McCann and Bardeen’s relationship was a intricate part to their work on stage. Menenius is a slick talking politician who represents the noble families of Rome in the Senate and Sicinius is a newly elected representative of the people. With the history of Hedgerow under their belt, the two picked up where they left off and brought their past friendship to the forefront of their performances.
“When you have a history with someone, it can make the work better. You have a respect and trust level that can allow deeper and (more importantly) quicker connections. When you’re trying to mount Coriolanus in three weeks while performing other shows at night, and you’re exhausted, it can be invaluable. I’m not going to speak for him, but I hope it’s the first of many,” said Bardeen.
Bardeen and McCann are not the only familiar faces to Hedgerow making an appearance in Coriolanus, as Leonard Haas as the politician Brutus, Kirk Wendell Brown as Cominius, Mary Lee Bendarek as Virgilia, and Brock D. Vickers as part of the Ensemble fill out the Lantern cast.
“It was an extraordinary time to be at Coriolanus on opening night and see so many strong Hedgerow actors playing together. Nothing like playing in ensemble to radiate the impact of connecting deeply. Opening night at Lantern was thrilling to see such an array of talent and generations of Hedgerow players soaring together,” said Director Emeritus Penelope Reed.
Coriolanus closes this Sunday April 16 at 2 p.m., but Hedgerow’s Zenda is in full swing running until April 30. Check out this generation of Actin Apprentices now referred to as Fellows, Mark Swift, Allison Bloechl, and Josh Portera, as they fill out the stage and become the creators of tomorrow.

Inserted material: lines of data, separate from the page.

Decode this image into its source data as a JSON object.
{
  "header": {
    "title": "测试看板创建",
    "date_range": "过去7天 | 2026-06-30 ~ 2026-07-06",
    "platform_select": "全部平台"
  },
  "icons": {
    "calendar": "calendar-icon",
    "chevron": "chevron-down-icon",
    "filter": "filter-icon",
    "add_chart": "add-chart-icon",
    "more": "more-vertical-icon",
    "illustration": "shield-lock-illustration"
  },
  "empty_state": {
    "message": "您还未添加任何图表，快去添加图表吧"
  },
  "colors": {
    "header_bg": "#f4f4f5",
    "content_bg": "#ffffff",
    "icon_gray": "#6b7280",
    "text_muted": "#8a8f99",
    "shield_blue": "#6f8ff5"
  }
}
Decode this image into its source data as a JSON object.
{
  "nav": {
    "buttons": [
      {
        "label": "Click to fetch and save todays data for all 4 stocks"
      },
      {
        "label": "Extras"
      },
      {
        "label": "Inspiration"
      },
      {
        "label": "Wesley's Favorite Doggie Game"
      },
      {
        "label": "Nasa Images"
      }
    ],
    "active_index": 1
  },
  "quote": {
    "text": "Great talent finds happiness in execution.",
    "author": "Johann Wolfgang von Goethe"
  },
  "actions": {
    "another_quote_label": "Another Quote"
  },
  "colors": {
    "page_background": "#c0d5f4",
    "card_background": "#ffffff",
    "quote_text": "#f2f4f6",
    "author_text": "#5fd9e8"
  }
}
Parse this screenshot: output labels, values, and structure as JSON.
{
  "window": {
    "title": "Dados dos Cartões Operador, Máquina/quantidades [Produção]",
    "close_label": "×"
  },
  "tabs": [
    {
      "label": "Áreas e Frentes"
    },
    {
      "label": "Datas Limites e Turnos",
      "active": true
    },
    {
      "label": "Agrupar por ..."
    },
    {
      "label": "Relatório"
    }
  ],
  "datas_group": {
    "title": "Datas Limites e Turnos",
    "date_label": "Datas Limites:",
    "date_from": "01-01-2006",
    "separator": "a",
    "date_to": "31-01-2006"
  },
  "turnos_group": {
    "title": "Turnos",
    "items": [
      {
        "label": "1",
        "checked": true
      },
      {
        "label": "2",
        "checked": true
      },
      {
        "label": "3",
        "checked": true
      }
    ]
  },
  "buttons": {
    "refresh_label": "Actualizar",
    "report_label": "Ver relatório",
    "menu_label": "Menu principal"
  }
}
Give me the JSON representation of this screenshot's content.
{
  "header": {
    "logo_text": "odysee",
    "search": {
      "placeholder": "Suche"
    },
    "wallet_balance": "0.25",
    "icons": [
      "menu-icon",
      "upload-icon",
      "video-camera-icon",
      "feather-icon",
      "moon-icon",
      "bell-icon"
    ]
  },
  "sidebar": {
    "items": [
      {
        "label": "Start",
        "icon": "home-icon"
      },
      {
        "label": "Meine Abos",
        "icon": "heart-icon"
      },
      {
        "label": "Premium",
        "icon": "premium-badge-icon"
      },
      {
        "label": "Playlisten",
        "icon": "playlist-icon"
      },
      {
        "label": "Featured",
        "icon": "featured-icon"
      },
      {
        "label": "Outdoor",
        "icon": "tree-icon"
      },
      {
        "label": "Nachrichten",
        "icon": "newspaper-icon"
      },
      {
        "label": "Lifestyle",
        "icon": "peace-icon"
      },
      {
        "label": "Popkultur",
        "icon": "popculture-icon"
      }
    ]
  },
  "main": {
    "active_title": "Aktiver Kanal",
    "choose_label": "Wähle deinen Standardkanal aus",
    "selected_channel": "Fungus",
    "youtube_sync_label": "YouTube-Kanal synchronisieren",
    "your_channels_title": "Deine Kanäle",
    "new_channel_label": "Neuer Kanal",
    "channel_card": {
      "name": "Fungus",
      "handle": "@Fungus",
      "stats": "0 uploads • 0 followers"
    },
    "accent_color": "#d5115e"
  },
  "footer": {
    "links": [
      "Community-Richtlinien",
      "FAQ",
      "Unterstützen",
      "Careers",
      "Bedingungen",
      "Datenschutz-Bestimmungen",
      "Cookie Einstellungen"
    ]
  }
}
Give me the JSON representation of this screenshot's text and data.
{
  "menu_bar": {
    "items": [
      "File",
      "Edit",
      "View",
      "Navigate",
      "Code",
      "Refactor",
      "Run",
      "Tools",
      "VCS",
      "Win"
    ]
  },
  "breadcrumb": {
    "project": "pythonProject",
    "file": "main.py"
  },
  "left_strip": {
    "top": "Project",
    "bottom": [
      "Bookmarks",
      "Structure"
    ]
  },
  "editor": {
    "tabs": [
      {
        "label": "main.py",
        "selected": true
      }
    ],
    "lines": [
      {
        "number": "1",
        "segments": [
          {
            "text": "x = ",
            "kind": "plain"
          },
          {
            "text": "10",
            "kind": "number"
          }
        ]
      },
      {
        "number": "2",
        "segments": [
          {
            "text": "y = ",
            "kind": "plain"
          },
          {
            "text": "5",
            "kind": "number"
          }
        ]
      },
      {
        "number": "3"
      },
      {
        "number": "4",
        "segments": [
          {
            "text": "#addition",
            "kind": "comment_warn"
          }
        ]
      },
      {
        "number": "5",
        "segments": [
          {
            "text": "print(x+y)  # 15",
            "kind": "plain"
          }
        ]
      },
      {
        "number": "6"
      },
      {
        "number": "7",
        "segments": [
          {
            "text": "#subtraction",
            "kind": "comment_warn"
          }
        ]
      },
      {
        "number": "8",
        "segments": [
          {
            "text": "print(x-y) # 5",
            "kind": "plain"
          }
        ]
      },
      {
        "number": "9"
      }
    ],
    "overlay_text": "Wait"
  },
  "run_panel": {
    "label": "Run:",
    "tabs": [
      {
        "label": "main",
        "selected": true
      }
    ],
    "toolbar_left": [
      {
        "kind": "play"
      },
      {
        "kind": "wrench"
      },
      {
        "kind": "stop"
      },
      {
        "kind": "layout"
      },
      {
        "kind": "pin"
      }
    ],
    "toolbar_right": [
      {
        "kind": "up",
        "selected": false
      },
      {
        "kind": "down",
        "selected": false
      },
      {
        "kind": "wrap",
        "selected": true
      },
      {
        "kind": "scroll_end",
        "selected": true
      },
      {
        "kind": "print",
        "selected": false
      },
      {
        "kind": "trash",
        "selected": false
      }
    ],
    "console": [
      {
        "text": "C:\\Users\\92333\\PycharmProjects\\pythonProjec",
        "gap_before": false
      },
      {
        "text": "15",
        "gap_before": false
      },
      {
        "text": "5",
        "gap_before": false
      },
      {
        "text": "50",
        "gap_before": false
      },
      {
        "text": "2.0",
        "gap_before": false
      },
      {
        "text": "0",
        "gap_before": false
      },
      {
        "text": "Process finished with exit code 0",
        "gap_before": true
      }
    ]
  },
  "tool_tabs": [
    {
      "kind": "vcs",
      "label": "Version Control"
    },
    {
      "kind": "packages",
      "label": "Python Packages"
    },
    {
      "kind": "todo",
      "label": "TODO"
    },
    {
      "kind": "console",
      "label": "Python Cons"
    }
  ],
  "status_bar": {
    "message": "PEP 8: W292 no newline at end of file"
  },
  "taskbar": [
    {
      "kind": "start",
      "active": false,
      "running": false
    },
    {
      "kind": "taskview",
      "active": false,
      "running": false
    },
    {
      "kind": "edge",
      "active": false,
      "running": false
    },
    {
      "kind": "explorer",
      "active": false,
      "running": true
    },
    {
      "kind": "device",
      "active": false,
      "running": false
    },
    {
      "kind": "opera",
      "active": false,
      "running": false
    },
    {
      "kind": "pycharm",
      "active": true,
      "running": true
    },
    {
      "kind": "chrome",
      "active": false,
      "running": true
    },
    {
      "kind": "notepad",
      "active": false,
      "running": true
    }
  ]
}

Brock D. Vickers
This is the beginning of a new part of life: a habit: an idea: a routine to dig at what makes a man great.